Three Ways to Lower the Risk of a Rear-End Collision

Statistics tell us that most people face a significant likelihood of being involved in an auto accident at some point in their lives, whether as a driver or passenger. One of the most common type of accidents that they might be involved in is a rear-end accident. In fact, there are over 2.5 million rear-end collisions every year in the United States.

Not only are rear-end collisions common, but they also have the potential of being very dangerous. Often, they cause large amounts of damage to the vehicle and place the passengers at significant risk of grave injuries. Fortunately, these damages can be recovered through a claim or lawsuit.

A large majority of rear-end auto accidents are caused by the driver of the second vehicle. There are steps a driver can take lower the risk of being hit by a driver from behind.

Three things a driver can do in order to limit his risk of being hit from behind are:

  • Adjust mirrors. Every time on entering a vehicle, a driver should adjust the side and rear-view mirrors to the proper position. These mirrors should be used to see and identify other drivers on the road. Seeing other vehicles on the road will allow the driver to keep an eye out for possible dangers and make appropriate adjustments.
  • Brake wisely. A driver should be conscious of what is going on ahead of her, allowing adequate time to gradually slow to a stop. Coming to a sudden stop may not allow a trailing driver who is not paying attention to stop in time.
  • Don’t allow tailgating. It is very common for drivers to follow to closely to the vehicle in front of them. If a driver notices this, he should gradually slow down so that the tailgater can go around him. If that does not work, he can try to change lanes or pull off to the side when it is safe to do so.

To seek compensation or to discuss your legal options after a rear-end auto collision in Norfolk, call 757.625.1214 today.

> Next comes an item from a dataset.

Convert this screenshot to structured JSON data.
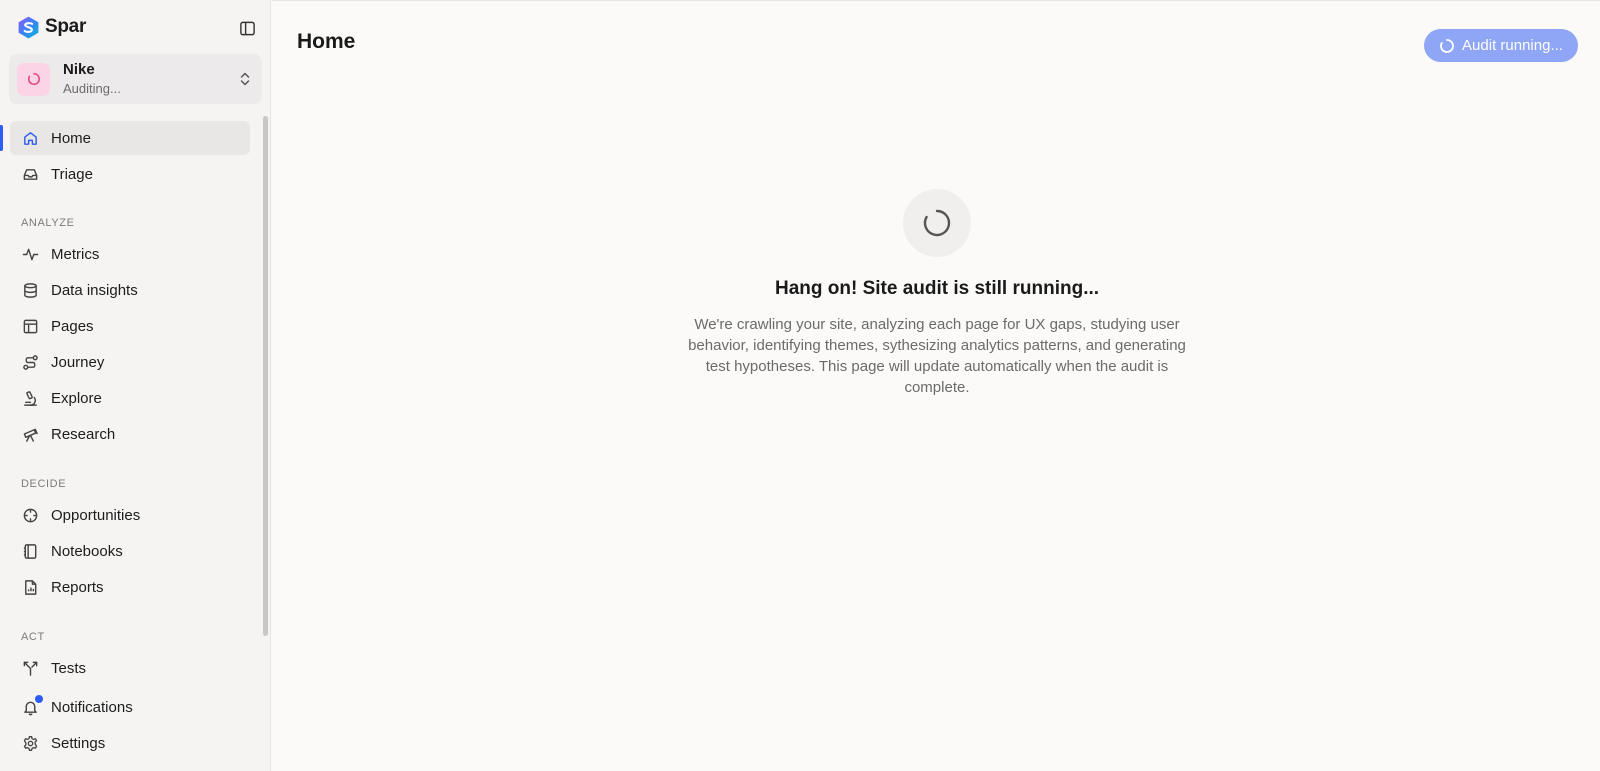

For more information regarding auto accidents simply click on one of the related links.